Directions:
In the material below, find every line containing "JSON" and copy that line.

Exercise materials:
>>
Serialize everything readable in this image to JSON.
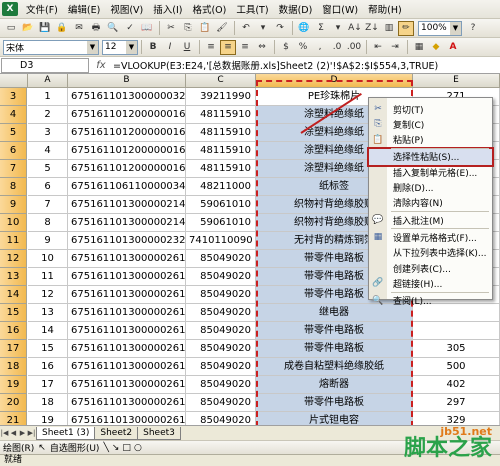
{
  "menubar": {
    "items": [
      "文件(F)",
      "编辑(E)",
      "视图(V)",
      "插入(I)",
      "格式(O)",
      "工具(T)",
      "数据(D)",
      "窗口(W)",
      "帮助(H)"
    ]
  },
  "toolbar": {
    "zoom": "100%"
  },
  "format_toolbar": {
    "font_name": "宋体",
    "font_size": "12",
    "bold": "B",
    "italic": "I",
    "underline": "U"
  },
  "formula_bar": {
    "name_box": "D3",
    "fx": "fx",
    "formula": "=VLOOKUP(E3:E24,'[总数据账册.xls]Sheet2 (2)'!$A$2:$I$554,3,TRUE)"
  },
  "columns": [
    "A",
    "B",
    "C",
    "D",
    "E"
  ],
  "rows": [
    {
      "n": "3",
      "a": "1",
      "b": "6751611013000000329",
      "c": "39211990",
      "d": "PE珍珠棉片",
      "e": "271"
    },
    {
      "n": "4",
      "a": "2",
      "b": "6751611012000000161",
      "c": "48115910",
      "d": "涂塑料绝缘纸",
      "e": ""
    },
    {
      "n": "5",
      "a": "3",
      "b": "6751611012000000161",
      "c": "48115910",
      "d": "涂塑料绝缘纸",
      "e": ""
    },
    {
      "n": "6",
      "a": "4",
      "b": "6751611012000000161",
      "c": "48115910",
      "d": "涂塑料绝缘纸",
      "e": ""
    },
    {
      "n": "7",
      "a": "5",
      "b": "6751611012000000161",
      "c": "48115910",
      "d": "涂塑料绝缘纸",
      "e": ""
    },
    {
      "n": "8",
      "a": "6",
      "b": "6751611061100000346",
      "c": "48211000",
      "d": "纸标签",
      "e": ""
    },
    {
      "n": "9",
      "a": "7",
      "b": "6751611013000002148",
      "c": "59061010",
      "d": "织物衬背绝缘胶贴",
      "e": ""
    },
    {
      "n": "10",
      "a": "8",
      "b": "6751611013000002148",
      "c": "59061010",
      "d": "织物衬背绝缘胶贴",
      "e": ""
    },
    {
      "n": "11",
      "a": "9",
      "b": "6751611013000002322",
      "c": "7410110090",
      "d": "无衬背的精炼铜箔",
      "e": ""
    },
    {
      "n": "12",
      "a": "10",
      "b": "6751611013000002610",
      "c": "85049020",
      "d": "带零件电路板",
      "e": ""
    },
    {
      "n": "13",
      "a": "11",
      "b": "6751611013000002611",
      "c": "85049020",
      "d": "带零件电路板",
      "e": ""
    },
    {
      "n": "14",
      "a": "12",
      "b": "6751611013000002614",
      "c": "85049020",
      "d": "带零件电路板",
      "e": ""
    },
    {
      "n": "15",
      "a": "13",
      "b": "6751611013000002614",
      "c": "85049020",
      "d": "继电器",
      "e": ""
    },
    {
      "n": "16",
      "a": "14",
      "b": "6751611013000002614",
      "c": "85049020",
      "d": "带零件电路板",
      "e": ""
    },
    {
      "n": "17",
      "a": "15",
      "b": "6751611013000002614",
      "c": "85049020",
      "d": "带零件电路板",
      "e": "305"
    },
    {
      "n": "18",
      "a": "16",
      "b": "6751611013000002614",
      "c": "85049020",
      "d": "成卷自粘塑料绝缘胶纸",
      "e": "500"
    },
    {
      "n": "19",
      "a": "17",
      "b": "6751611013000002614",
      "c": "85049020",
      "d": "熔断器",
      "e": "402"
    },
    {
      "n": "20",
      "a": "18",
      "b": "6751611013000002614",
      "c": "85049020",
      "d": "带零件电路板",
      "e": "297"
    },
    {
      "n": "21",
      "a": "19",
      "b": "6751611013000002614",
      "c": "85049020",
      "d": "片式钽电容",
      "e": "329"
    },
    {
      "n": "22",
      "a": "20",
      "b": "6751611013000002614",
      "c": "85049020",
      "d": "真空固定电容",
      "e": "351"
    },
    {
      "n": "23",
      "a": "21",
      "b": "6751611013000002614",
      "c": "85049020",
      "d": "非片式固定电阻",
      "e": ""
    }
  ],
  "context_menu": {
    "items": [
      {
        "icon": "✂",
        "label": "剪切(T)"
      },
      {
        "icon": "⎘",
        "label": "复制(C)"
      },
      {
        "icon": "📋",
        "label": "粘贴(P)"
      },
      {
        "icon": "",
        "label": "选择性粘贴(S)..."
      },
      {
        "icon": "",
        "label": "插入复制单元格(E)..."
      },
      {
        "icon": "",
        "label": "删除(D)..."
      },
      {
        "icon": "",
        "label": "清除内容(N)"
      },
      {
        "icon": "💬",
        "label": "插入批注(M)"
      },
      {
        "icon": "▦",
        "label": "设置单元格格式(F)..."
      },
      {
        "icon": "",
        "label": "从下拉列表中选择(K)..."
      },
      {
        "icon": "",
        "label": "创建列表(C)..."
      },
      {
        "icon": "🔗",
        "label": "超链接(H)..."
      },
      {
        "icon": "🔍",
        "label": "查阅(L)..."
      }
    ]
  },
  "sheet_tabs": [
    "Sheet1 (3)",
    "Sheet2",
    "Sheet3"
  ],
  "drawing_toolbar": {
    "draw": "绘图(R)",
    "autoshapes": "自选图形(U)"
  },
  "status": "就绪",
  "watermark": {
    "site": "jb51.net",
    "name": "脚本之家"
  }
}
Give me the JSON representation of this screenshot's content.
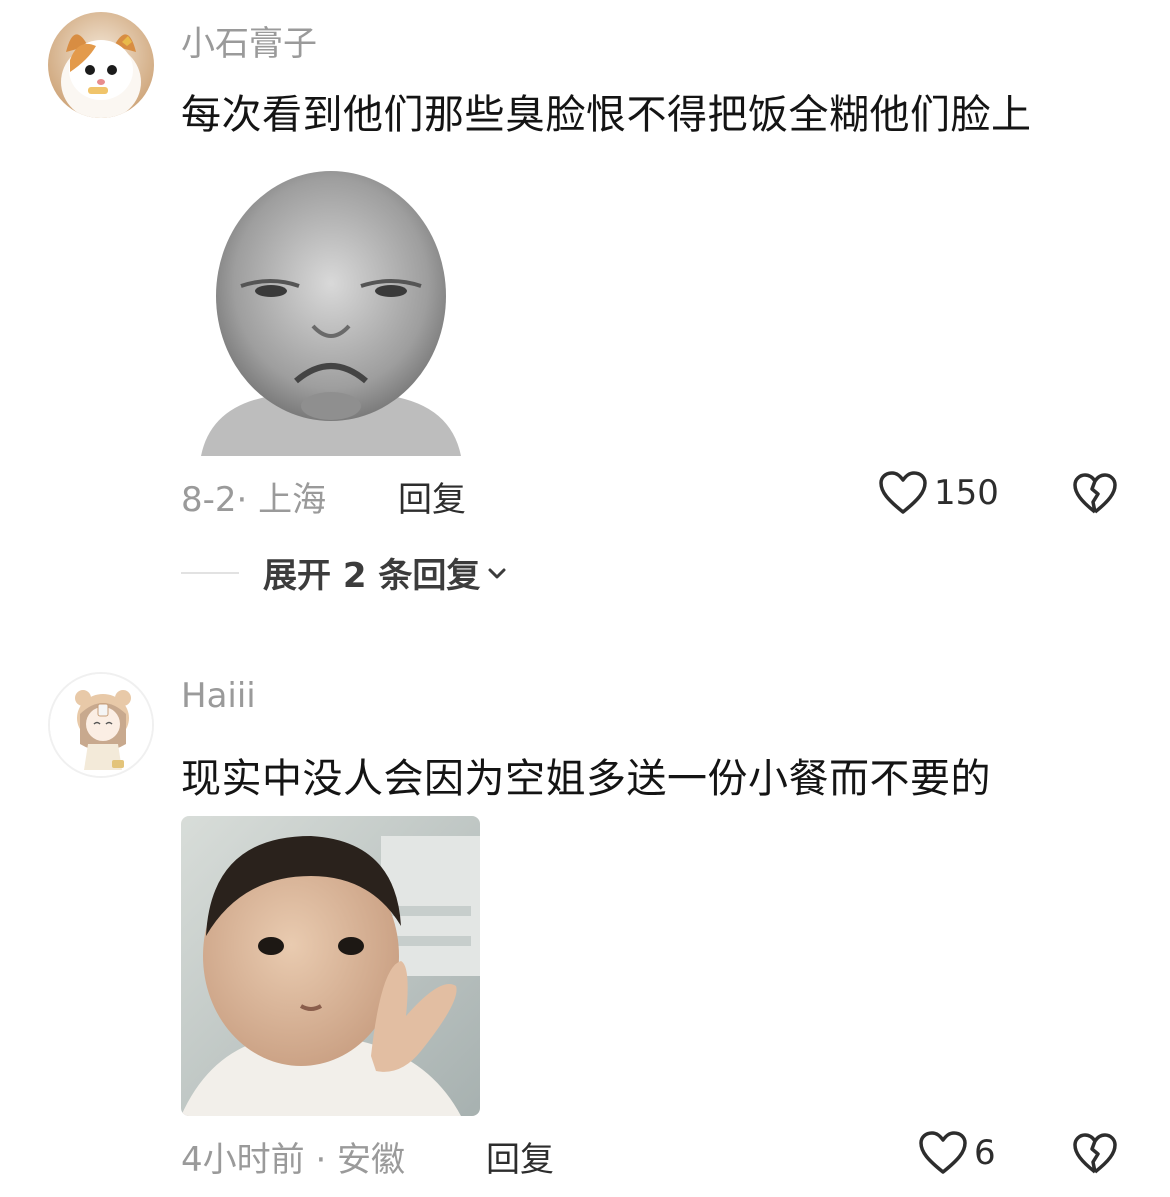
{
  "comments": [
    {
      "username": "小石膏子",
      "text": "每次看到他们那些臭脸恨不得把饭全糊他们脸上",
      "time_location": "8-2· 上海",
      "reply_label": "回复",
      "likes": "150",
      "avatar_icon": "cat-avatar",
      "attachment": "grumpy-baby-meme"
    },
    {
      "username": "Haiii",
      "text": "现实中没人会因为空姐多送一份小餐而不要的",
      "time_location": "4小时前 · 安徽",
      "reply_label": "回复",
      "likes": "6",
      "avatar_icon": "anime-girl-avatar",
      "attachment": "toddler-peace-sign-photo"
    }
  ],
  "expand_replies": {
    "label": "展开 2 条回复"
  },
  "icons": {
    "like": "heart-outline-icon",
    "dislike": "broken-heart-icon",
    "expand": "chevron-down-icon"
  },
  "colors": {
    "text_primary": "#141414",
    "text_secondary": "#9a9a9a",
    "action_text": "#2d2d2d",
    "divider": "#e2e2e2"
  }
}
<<
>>
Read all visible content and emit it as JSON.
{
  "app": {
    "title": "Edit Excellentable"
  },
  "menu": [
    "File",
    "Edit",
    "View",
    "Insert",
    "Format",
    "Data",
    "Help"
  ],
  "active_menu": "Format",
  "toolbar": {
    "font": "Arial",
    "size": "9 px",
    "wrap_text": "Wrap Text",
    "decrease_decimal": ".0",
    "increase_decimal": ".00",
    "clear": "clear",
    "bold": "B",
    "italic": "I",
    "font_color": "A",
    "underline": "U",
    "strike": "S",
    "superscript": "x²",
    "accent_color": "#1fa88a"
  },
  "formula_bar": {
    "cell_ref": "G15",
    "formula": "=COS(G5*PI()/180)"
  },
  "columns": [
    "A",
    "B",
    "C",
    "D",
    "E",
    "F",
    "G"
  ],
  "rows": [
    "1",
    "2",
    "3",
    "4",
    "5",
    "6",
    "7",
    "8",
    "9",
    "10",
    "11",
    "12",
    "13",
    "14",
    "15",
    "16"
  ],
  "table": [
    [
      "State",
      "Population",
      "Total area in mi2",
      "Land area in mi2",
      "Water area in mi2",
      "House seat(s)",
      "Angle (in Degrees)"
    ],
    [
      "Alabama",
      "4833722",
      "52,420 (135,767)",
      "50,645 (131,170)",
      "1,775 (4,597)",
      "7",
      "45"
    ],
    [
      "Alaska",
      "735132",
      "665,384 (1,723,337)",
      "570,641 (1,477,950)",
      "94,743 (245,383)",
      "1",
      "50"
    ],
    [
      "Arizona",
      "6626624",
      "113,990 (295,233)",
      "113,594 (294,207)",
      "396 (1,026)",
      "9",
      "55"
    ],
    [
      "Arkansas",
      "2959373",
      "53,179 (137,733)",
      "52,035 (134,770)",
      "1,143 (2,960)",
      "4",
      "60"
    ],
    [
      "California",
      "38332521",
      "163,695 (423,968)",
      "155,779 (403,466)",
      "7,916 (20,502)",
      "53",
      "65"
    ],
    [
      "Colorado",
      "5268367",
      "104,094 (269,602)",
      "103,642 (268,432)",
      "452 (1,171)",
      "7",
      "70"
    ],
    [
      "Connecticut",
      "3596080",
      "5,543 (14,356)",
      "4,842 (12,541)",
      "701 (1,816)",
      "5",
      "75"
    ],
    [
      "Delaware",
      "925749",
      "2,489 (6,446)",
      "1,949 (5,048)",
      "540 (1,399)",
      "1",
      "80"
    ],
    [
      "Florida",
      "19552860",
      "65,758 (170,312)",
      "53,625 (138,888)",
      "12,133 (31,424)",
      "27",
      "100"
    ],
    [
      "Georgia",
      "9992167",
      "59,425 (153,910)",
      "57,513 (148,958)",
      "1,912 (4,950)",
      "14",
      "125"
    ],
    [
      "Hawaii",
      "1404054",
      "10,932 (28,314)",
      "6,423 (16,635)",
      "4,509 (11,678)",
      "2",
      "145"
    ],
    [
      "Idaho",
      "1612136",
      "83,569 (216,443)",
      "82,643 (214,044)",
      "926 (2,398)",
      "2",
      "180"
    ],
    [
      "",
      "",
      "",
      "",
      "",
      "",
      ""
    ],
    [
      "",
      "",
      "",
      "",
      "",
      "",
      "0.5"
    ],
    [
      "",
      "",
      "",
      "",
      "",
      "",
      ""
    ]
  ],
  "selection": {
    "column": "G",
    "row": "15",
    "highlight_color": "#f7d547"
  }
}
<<
Final answer:
Serialize everything readable in this image to JSON.
Give me the JSON representation of this screenshot's content.
Read all visible content and emit it as JSON.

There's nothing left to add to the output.